Search the records below for the string "structured", and report each line that contains it.

═══ Supplied material ═══

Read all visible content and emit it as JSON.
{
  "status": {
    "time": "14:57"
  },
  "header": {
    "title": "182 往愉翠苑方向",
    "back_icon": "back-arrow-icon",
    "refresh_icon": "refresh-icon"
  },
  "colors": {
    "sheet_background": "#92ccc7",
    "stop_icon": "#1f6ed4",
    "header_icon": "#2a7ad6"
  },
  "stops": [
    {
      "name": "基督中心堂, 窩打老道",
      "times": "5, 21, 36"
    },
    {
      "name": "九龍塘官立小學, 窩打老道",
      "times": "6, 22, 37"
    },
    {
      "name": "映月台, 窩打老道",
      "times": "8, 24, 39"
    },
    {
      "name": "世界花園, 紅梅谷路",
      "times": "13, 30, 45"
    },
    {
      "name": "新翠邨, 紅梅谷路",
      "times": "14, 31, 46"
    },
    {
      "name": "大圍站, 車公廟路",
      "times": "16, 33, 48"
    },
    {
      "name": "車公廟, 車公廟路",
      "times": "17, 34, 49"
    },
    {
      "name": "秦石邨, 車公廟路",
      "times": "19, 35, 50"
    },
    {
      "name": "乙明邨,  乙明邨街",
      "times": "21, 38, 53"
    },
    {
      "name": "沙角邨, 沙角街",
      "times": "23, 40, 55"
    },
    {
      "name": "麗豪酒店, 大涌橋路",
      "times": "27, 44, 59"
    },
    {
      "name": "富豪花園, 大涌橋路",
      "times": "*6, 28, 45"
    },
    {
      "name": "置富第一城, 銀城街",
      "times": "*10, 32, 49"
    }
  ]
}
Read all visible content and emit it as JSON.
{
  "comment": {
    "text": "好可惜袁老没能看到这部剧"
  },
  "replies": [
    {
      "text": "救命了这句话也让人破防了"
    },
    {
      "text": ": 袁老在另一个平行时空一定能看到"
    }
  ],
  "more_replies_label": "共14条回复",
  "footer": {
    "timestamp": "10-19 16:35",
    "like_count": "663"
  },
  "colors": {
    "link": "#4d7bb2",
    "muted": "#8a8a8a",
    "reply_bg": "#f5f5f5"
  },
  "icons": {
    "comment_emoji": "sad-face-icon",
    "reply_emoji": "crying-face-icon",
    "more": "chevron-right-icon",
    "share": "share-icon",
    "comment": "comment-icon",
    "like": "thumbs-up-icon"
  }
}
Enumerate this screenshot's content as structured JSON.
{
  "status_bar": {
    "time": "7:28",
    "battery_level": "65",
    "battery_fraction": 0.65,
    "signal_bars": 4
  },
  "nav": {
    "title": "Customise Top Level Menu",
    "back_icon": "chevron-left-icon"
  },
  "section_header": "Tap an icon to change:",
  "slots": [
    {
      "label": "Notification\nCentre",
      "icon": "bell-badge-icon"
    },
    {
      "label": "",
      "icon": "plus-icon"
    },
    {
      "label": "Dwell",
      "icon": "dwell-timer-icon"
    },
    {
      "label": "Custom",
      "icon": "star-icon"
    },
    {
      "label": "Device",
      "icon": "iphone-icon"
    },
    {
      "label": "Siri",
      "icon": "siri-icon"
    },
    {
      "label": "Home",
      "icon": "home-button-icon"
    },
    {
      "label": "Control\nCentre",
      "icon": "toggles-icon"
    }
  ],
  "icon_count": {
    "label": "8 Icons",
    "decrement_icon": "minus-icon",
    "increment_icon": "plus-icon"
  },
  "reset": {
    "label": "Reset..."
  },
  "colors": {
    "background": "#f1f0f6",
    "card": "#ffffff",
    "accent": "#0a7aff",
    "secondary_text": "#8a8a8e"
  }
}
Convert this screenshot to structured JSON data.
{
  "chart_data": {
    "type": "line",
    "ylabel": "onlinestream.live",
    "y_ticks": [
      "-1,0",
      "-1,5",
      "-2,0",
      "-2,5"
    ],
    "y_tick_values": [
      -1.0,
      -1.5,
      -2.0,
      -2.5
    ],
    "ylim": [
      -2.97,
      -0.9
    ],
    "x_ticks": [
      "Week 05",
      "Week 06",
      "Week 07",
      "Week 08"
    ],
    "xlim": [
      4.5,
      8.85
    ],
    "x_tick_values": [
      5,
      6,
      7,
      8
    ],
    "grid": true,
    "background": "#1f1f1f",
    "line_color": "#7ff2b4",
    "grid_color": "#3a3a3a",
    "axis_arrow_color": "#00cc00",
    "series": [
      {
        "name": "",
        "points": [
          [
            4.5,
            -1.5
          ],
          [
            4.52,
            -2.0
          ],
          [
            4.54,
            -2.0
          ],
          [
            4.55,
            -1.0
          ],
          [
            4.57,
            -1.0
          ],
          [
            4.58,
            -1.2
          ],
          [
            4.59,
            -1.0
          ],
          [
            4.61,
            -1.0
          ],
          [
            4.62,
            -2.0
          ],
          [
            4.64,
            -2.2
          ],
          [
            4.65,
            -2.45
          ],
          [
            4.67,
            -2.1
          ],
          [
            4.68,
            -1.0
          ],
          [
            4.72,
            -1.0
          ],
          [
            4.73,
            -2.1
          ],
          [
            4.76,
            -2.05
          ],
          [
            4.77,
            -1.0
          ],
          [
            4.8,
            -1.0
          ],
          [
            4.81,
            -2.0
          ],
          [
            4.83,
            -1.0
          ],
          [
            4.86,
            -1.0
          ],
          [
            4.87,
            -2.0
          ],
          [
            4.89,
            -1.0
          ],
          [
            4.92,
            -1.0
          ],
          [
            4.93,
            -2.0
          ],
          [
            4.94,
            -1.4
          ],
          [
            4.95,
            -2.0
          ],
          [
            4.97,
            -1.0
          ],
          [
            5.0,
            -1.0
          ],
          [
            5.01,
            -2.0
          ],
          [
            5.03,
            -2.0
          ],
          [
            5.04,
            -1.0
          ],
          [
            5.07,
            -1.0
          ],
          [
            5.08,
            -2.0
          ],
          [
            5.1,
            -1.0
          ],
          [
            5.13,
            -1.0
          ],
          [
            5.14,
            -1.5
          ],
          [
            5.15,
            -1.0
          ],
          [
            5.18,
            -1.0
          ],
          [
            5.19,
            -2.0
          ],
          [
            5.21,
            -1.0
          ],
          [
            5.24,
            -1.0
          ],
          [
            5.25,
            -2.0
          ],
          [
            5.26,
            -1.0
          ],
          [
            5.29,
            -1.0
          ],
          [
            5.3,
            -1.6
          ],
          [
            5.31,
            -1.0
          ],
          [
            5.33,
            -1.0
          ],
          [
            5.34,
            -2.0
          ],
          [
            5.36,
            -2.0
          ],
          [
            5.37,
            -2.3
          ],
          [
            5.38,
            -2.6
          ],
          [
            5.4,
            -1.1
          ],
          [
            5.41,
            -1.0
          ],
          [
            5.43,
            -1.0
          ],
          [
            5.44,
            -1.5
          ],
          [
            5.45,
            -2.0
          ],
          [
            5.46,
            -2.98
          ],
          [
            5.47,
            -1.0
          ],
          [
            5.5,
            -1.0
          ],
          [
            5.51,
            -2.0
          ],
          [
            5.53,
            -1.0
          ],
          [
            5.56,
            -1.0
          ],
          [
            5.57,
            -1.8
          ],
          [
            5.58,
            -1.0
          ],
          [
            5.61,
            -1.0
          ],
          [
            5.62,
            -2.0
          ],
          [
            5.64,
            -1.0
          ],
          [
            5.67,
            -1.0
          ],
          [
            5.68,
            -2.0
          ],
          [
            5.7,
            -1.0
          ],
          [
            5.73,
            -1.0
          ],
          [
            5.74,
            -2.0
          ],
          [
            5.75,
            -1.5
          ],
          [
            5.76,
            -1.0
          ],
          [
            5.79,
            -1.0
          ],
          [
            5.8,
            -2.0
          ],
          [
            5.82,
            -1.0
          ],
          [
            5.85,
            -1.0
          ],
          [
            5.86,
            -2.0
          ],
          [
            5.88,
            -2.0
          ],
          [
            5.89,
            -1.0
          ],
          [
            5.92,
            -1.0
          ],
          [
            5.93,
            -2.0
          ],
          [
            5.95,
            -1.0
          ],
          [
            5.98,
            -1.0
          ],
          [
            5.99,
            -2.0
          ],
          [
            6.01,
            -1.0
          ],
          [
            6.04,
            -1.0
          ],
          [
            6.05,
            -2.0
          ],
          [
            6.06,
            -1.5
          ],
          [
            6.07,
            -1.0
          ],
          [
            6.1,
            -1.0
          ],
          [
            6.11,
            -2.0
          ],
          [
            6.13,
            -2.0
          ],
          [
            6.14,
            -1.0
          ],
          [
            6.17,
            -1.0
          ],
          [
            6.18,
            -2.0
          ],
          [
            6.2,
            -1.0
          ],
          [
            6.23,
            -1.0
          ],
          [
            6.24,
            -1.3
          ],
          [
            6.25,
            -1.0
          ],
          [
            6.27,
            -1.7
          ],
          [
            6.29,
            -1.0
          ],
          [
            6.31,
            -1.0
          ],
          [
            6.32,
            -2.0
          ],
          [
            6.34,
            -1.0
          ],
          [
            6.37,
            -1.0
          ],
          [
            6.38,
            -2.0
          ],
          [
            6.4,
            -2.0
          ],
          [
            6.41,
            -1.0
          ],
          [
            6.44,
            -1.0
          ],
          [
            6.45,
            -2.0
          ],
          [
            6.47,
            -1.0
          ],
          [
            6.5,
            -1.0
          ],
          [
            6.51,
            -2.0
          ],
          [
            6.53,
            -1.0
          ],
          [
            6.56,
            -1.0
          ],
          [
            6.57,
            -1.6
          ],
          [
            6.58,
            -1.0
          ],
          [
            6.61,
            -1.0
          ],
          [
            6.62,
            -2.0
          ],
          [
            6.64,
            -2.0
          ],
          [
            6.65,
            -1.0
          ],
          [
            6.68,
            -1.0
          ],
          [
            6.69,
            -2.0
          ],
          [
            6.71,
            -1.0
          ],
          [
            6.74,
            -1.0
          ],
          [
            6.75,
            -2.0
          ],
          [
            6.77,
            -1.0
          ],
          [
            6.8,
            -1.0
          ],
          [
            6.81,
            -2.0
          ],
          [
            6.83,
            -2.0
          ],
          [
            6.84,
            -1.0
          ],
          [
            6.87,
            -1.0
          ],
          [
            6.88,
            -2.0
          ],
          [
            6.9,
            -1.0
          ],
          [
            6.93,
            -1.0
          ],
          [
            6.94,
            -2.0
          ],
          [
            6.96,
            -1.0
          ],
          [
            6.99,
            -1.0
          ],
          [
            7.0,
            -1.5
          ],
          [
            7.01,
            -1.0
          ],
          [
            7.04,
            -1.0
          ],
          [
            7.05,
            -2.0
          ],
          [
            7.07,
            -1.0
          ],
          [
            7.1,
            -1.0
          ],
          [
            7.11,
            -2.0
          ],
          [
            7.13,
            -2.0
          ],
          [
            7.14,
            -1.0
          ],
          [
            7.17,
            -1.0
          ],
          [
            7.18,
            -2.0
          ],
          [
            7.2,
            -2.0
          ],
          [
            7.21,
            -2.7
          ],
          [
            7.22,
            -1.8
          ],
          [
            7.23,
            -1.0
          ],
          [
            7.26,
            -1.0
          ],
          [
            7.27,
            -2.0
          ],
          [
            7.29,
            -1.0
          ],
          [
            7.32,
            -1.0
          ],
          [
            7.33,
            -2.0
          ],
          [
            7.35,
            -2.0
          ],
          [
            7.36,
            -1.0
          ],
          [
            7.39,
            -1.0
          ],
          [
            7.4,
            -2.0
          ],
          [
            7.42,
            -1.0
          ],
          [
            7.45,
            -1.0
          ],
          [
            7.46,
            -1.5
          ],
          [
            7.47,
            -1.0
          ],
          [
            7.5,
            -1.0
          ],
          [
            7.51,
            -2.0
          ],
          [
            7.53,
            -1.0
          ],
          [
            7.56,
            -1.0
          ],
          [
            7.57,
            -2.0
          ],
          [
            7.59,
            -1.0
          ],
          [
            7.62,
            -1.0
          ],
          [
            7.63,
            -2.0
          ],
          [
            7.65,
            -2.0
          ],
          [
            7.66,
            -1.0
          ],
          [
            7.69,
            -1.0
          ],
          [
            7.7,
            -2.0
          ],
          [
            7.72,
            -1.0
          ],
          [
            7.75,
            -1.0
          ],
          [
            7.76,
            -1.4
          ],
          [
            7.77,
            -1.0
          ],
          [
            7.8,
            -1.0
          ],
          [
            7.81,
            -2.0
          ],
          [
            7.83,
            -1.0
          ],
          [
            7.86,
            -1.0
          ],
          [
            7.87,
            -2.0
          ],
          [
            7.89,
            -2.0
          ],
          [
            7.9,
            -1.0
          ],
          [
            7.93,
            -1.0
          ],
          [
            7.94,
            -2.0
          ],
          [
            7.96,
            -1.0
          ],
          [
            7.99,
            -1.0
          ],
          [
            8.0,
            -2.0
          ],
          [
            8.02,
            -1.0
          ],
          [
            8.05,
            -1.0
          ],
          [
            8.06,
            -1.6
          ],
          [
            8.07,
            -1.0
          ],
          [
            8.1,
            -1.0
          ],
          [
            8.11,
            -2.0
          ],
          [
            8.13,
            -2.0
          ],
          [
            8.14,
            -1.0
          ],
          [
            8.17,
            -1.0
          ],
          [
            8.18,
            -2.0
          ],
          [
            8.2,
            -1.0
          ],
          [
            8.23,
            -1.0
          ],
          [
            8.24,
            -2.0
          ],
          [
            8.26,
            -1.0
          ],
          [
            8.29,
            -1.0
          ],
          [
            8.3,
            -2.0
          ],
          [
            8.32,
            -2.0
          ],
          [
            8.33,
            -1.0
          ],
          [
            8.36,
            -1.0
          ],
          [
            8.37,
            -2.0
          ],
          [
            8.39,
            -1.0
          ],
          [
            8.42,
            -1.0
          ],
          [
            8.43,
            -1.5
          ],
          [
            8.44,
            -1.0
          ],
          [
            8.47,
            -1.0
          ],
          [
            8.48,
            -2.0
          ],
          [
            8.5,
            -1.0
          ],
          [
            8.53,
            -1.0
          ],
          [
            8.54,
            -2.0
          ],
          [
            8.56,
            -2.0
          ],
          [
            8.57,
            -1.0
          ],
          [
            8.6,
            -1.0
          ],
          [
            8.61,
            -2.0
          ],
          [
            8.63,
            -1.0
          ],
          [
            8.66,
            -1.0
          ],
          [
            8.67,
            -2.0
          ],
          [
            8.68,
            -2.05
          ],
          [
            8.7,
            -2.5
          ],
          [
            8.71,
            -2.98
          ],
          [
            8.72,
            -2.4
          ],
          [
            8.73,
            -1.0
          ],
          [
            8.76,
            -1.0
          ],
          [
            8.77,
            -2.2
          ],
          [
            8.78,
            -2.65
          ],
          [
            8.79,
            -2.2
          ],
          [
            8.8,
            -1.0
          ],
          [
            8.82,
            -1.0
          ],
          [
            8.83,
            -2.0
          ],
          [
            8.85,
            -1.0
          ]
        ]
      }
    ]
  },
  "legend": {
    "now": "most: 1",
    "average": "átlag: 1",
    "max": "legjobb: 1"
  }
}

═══

Written response:
Enumerate this screenshot's content as structured JSON.
Convert this screenshot to structured JSON data.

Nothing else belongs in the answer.